Well testing and surveillance have always been, and continue to be, the foundations of reservoir management. Fundamental data, such as pressure, rate, and temperature, and fluid samples are collected during a well test and used to investigate the subsurface. With advancements in modern technology such as smart wells, distributed pressure/temperature, real-time measurements, and extended-reach drilling, we are facing conditions with increasing complexity and unprecedented amounts of data.
In 2017, several key partnership announcements with major information-technology companies were noticed. The oil and gas industry is going through a digital transformation reinforced by data science; terms such as data cloud/lake, machine learning, Internet of Things, high-performance computing, automation, and model management are the new buzzwords. When analytics are applied correctly, they will provide valuable insights, especially in cases such as unconventional reservoirs with significant numbers of wells. In order to make the transformation a success, many of the industry’s leading experts agree that quality as well as quantity of data should be important.
Experience teaches us that the subsurface is always more complex than we expect, feedback is not instantaneous, and issues are difficult to mitigate in the reservoir scale. Hence, essential and information-rich data such as exploration/production-well tests, proper fluid samples, and sufficient/periodic surveillance should still be used effectively as indicators to peel off layers of uncertainty in the complex subsurface. Thus, we conclude that reservoir-engineering fundamentals must still be applied and data should still be quality checked, especially when collecting and applying analytics from a massive amount of information. The age-old “garbage in, garbage out” mantra will continue to apply in the upcoming era of data science.
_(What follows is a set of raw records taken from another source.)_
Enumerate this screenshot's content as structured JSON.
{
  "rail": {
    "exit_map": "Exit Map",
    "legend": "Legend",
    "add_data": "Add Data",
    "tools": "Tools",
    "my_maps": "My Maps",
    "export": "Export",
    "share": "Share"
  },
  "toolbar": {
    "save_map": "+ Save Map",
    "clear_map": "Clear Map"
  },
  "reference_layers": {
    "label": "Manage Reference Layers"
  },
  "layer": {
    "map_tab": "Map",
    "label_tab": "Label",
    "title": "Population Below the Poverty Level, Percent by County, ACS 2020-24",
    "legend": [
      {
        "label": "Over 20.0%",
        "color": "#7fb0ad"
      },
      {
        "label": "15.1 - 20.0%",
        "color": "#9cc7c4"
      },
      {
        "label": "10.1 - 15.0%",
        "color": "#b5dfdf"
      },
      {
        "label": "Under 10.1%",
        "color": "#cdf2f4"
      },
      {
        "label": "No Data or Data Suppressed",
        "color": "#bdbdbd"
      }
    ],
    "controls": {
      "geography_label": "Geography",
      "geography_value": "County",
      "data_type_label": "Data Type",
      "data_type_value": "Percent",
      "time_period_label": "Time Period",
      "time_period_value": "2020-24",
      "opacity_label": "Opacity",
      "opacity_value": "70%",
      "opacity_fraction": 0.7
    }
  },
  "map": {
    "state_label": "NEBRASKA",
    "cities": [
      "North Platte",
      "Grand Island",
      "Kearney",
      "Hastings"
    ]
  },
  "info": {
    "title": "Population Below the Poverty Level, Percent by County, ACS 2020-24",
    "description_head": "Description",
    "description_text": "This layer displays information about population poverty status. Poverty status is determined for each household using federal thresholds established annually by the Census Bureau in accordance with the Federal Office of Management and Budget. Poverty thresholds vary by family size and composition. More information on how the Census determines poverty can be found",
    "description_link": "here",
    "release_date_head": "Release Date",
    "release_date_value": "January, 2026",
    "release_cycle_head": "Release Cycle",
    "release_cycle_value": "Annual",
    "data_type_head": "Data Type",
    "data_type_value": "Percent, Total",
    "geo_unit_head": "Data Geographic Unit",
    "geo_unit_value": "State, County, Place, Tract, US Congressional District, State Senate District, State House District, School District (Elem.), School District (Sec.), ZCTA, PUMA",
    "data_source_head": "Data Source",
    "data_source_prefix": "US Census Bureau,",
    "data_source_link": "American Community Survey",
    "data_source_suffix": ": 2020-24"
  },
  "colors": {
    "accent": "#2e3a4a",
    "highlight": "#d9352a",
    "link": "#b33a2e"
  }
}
The papers selected for this issue cover advances and opportunities in well testing. They also apply reservoir fundamentals as well as sound engineering judgment, using quantity but also quality data sets from conventional and unconventional assets.
This Month's Technical Papers
Recommended Additional Reading
IPTC 18924 Current State and Future Trends of Wireline-Formation-Testing Downhole Fluid Analysis for Improved Reservoir-Fluid Evaluation by S.R. Ramaswami, Shell International Exploration and Production, et al.
SPE 187348 New Variable Compliance Method for Estimating In-Situ Stress and Leakoff From DFIT Data by HanYi Wang, The University of Texas at Austin, et al.
SPE 185795 Step-Rate Test as a Way To Understand Well Performance in Fractured Carbonates by A. Shchipanov, IRIS, et al.
Heejae Lee, SPE, Senior Engineer, ExxonMobil Production Company
01 February 2018
The papers selected for this issue focus on key factors in achieving a successful well test. They also apply reservoir fundamentals as well as sound engineering judgment, with examples from conventional and unconventional assets.
Equinor Opens Digital Support Centers in Bid to Create $2 Billion in Value
Two new centers in Bergen, Norway will lean on emerging digital technology to oversee much of the Norwegian operator’s offshore operations.
Fighting Water With Water: How Engineers Are Turning the Tides on Frac Hits
If the shale sector’s most complex problem can be solved, it will require companies to use their wells as a team. Newly detailed field work shows that a good defense is the key to success.
Don't miss out on the latest technology delivered to your email weekly. Sign up for the JPT newsletter. If you are not logged in, you will receive a confirmation email that you will need to click on to confirm you want to receive the newsletter.
18 February 2019
12 February 2019
08 February 2019